— Input material —

Content starts

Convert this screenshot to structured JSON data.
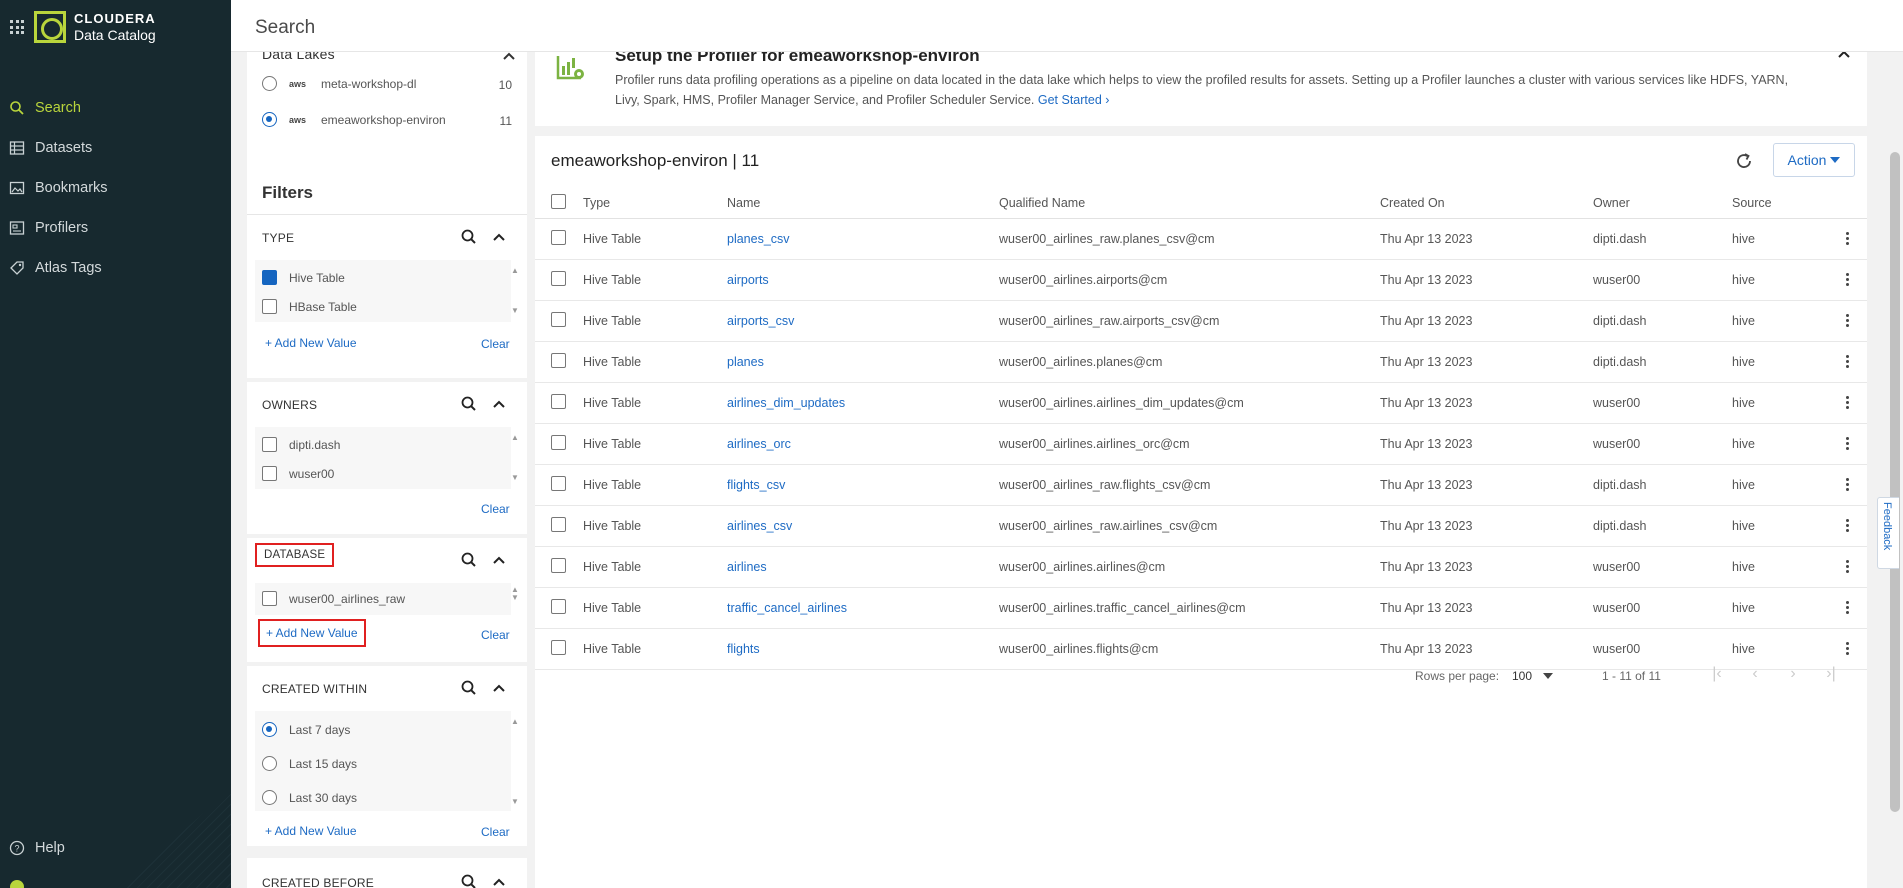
{
  "app": {
    "brand": "CLOUDERA",
    "product": "Data Catalog"
  },
  "nav": {
    "items": [
      {
        "label": "Search",
        "icon": "search-icon"
      },
      {
        "label": "Datasets",
        "icon": "datasets-icon"
      },
      {
        "label": "Bookmarks",
        "icon": "bookmarks-icon"
      },
      {
        "label": "Profilers",
        "icon": "profilers-icon"
      },
      {
        "label": "Atlas Tags",
        "icon": "tag-icon"
      }
    ],
    "help": "Help"
  },
  "header": {
    "title": "Search"
  },
  "data_lakes": {
    "title": "Data Lakes",
    "items": [
      {
        "provider": "aws",
        "name": "meta-workshop-dl",
        "count": "10",
        "selected": false
      },
      {
        "provider": "aws",
        "name": "emeaworkshop-environ",
        "count": "11",
        "selected": true
      }
    ]
  },
  "filters": {
    "title": "Filters",
    "type": {
      "title": "TYPE",
      "options": [
        "Hive Table",
        "HBase Table"
      ],
      "add": "+ Add New Value",
      "clear": "Clear"
    },
    "owners": {
      "title": "OWNERS",
      "options": [
        "dipti.dash",
        "wuser00"
      ],
      "clear": "Clear"
    },
    "database": {
      "title": "DATABASE",
      "options": [
        "wuser00_airlines_raw"
      ],
      "add": "+ Add New Value",
      "clear": "Clear"
    },
    "created_within": {
      "title": "CREATED WITHIN",
      "options": [
        "Last 7 days",
        "Last 15 days",
        "Last 30 days"
      ],
      "add": "+ Add New Value",
      "clear": "Clear"
    },
    "created_before": {
      "title": "CREATED BEFORE"
    }
  },
  "banner": {
    "title": "Setup the Profiler for emeaworkshop-environ",
    "text": "Profiler runs data profiling operations as a pipeline on data located in the data lake which helps to view the profiled results for assets. Setting up a Profiler launches a cluster with various services like HDFS, YARN, Livy, Spark, HMS, Profiler Manager Service, and Profiler Scheduler Service.",
    "link": "Get Started"
  },
  "results": {
    "title": "emeaworkshop-environ | 11",
    "action": "Action",
    "columns": [
      "Type",
      "Name",
      "Qualified Name",
      "Created On",
      "Owner",
      "Source"
    ],
    "rows": [
      {
        "type": "Hive Table",
        "name": "planes_csv",
        "qname": "wuser00_airlines_raw.planes_csv@cm",
        "created": "Thu Apr 13 2023",
        "owner": "dipti.dash",
        "source": "hive"
      },
      {
        "type": "Hive Table",
        "name": "airports",
        "qname": "wuser00_airlines.airports@cm",
        "created": "Thu Apr 13 2023",
        "owner": "wuser00",
        "source": "hive"
      },
      {
        "type": "Hive Table",
        "name": "airports_csv",
        "qname": "wuser00_airlines_raw.airports_csv@cm",
        "created": "Thu Apr 13 2023",
        "owner": "dipti.dash",
        "source": "hive"
      },
      {
        "type": "Hive Table",
        "name": "planes",
        "qname": "wuser00_airlines.planes@cm",
        "created": "Thu Apr 13 2023",
        "owner": "dipti.dash",
        "source": "hive"
      },
      {
        "type": "Hive Table",
        "name": "airlines_dim_updates",
        "qname": "wuser00_airlines.airlines_dim_updates@cm",
        "created": "Thu Apr 13 2023",
        "owner": "wuser00",
        "source": "hive"
      },
      {
        "type": "Hive Table",
        "name": "airlines_orc",
        "qname": "wuser00_airlines.airlines_orc@cm",
        "created": "Thu Apr 13 2023",
        "owner": "wuser00",
        "source": "hive"
      },
      {
        "type": "Hive Table",
        "name": "flights_csv",
        "qname": "wuser00_airlines_raw.flights_csv@cm",
        "created": "Thu Apr 13 2023",
        "owner": "dipti.dash",
        "source": "hive"
      },
      {
        "type": "Hive Table",
        "name": "airlines_csv",
        "qname": "wuser00_airlines_raw.airlines_csv@cm",
        "created": "Thu Apr 13 2023",
        "owner": "dipti.dash",
        "source": "hive"
      },
      {
        "type": "Hive Table",
        "name": "airlines",
        "qname": "wuser00_airlines.airlines@cm",
        "created": "Thu Apr 13 2023",
        "owner": "wuser00",
        "source": "hive"
      },
      {
        "type": "Hive Table",
        "name": "traffic_cancel_airlines",
        "qname": "wuser00_airlines.traffic_cancel_airlines@cm",
        "created": "Thu Apr 13 2023",
        "owner": "wuser00",
        "source": "hive"
      },
      {
        "type": "Hive Table",
        "name": "flights",
        "qname": "wuser00_airlines.flights@cm",
        "created": "Thu Apr 13 2023",
        "owner": "wuser00",
        "source": "hive"
      }
    ],
    "pager": {
      "rows_label": "Rows per page:",
      "rows_value": "100",
      "range": "1 - 11 of 11"
    }
  },
  "feedback": "Feedback",
  "colors": {
    "sidebar": "#17292f",
    "accent": "#b9d53c",
    "link": "#1e6bc4",
    "highlight": "#e02020"
  }
}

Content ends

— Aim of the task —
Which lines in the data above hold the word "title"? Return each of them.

— Your response —
    "title": "Search"
    "title": "Data Lakes",
    "title": "Filters",
      "title": "TYPE",
      "title": "OWNERS",
      "title": "DATABASE",
      "title": "CREATED WITHIN",
      "title": "CREATED BEFORE"
    "title": "Setup the Profiler for emeaworkshop-environ",
    "title": "emeaworkshop-environ | 11",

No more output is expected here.